Is there something behind this apparent structure and can we extract some physics from it? Indeed there is and (to copy the 44th President of the United States Barack Obama): yes we can! First we need to do something that is always helpful: make a drawing. Since we have seen that our old friend Pythagoras is hidden behind Einstein’s formula we may draw a triangle and label all sides as mentioned above: Figure 2. From Pythagoras to Einstein. Triangle representation of Einstein’s complete formula after making the substitution of the triangle sides from (a, b, c) → (mc2, pc, E).

This representation helps us understand Einstein’s equation in all its facets.
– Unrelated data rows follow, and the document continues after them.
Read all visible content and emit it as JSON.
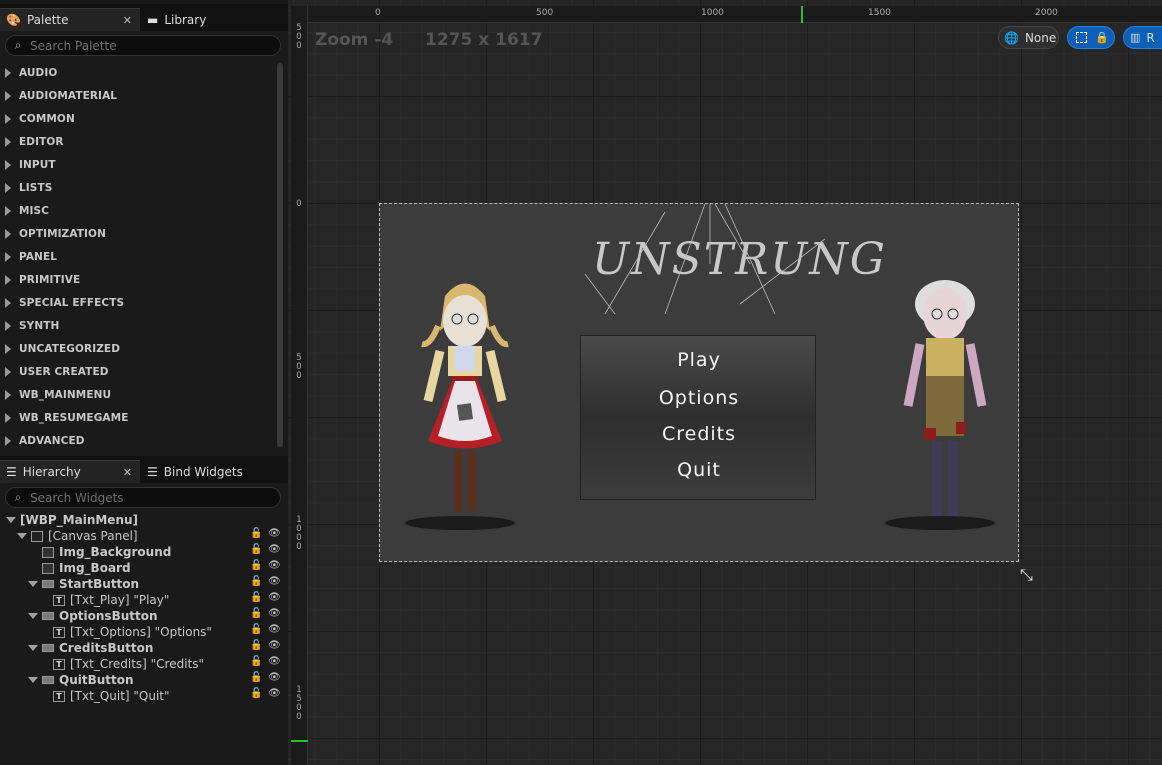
{
  "palette_tabs": {
    "palette": "Palette",
    "library": "Library"
  },
  "palette_search": {
    "placeholder": "Search Palette"
  },
  "palette_categories": [
    "AUDIO",
    "AUDIOMATERIAL",
    "COMMON",
    "EDITOR",
    "INPUT",
    "LISTS",
    "MISC",
    "OPTIMIZATION",
    "PANEL",
    "PRIMITIVE",
    "SPECIAL EFFECTS",
    "SYNTH",
    "UNCATEGORIZED",
    "USER CREATED",
    "WB_MAINMENU",
    "WB_RESUMEGAME",
    "ADVANCED"
  ],
  "hierarchy_tabs": {
    "hierarchy": "Hierarchy",
    "bind_widgets": "Bind Widgets"
  },
  "hierarchy_search": {
    "placeholder": "Search Widgets"
  },
  "hierarchy": [
    {
      "label": "[WBP_MainMenu]",
      "depth": 0,
      "bold": true,
      "caret": true,
      "icon": "none",
      "controls": false
    },
    {
      "label": "[Canvas Panel]",
      "depth": 1,
      "bold": false,
      "caret": true,
      "icon": "canvas-icon",
      "controls": true
    },
    {
      "label": "Img_Background",
      "depth": 2,
      "bold": true,
      "caret": false,
      "icon": "image-icon",
      "controls": true
    },
    {
      "label": "Img_Board",
      "depth": 2,
      "bold": true,
      "caret": false,
      "icon": "image-icon",
      "controls": true
    },
    {
      "label": "StartButton",
      "depth": 2,
      "bold": true,
      "caret": true,
      "icon": "button-icon",
      "controls": true
    },
    {
      "label": "[Txt_Play] \"Play\"",
      "depth": 3,
      "bold": false,
      "caret": false,
      "icon": "text-icon",
      "controls": true
    },
    {
      "label": "OptionsButton",
      "depth": 2,
      "bold": true,
      "caret": true,
      "icon": "button-icon",
      "controls": true
    },
    {
      "label": "[Txt_Options] \"Options\"",
      "depth": 3,
      "bold": false,
      "caret": false,
      "icon": "text-icon",
      "controls": true
    },
    {
      "label": "CreditsButton",
      "depth": 2,
      "bold": true,
      "caret": true,
      "icon": "button-icon",
      "controls": true
    },
    {
      "label": "[Txt_Credits] \"Credits\"",
      "depth": 3,
      "bold": false,
      "caret": false,
      "icon": "text-icon",
      "controls": true
    },
    {
      "label": "QuitButton",
      "depth": 2,
      "bold": true,
      "caret": true,
      "icon": "button-icon",
      "controls": true
    },
    {
      "label": "[Txt_Quit] \"Quit\"",
      "depth": 3,
      "bold": false,
      "caret": false,
      "icon": "text-icon",
      "controls": true
    }
  ],
  "viewport": {
    "zoom": "Zoom -4",
    "resolution": "1275 x 1617",
    "ruler_top": [
      "0",
      "500",
      "1000",
      "1500",
      "2000"
    ],
    "ruler_left": [
      "5\n0\n0",
      "0",
      "5\n0\n0",
      "1\n0\n0\n0",
      "1\n5\n0\n0"
    ],
    "world_button": "None",
    "r_label": "R"
  },
  "game_menu": {
    "logo": "UNSTRUNG",
    "play": "Play",
    "options": "Options",
    "credits": "Credits",
    "quit": "Quit"
  },
  "colors": {
    "accent": "#0d5fb8",
    "panel": "#1a1a1a",
    "viewport": "#262626"
  }
}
For example, in the cases where the momentum is zero or where the mass is zero, we just ”squeeze” the triangle into a line, where one then interpretsthe resulting blue line as an equality (”=”) between the hypotenuse and the adjacent or the opposite side.

Incredibly we get back our two friends from before: the famous slogan E = mc2 and the ‘sunbathing equation’ E = pc! Figure 3. Diagram of the equation E = pc. The vertical side of the triangle has collapsed to zero size (mc2=0). Hence this leads to the ‘sunbathing equation’ E=pc. Figure 4. Diagram of the equation E = mc2. The horizontal side of the triangle has collapsed to zero size (pc=0). Therefore we find our slogan again: E=mc2.

## 3 The universal speed sign: c

Now that we have established this representation to be appropriate for the description of Einstein’s formula we may want to see what else it illustrates. Let’s try to see what happens if we try to squeeze the hypotenuse into a horizontal line but without fully doing so. We would get something like the following: Figure 5. A triangle with a tiny vertical side Approaching the behaviour of light for massive objects by squeezing the hypotenuse (E) towards the adjacent (pc). Comparing the right triangle with figure 4, we see that it approaches the same shape and hence it describes a behaviour similar to that of light.

You can see that as the two sides approach each other, the moving object that our equation describes will behave more and more like light, but not exactly, as there will always be a small little piece of mc2 hanging around at the other side.

What can we now extract from this? Well, we can see why nothing moves faster than the speed of light, which we denoted as c. It is exactly because the behaviour of anything with mass will never truly be the same as light, as seen by the triangle diagram! Let me explain this in a bit more detail.

In a more mathematical framework one can write the speed of an object in terms of the momentum and energy as follows 2

$$v = c \frac{pc}{E}$$.

As the hypotenuse (E) is always bigger than the adjacent (pc), no matter how much it approaches the behaviour of light, it will result in pc/E < 1 (for massive particles) and hence

$$v < c$$,

for objects with mass. In spite of everything you try to do, you will never exceed this cosmic speed limit set by the speed of light.

## 4 Recap

So here is what we have learned:

• We have seen that E = mc2 is not the full formula, because we forgot about the movement part of the equation leading us to Einstein’s formula: E2 = (mc2)2 + (pc)2
• Additionally we identified this equation with that of a triangle with hypotenuse E, adjacent side pc and opposite side mc2
• We have seen that squeezing that triangle depicts why massive objects cannot reach the speed of light

Now that you have uncovered the secret behind the incompleteness of E = mc2 you have become a real physicist!

 Photons are the quantum particles of light.

 Just trust me on this one. Or if you are sceptical (which is good) look it up in any textbook covering Special Relativity. Keywords: ”relativistic energy”, ”relativistic momentum”.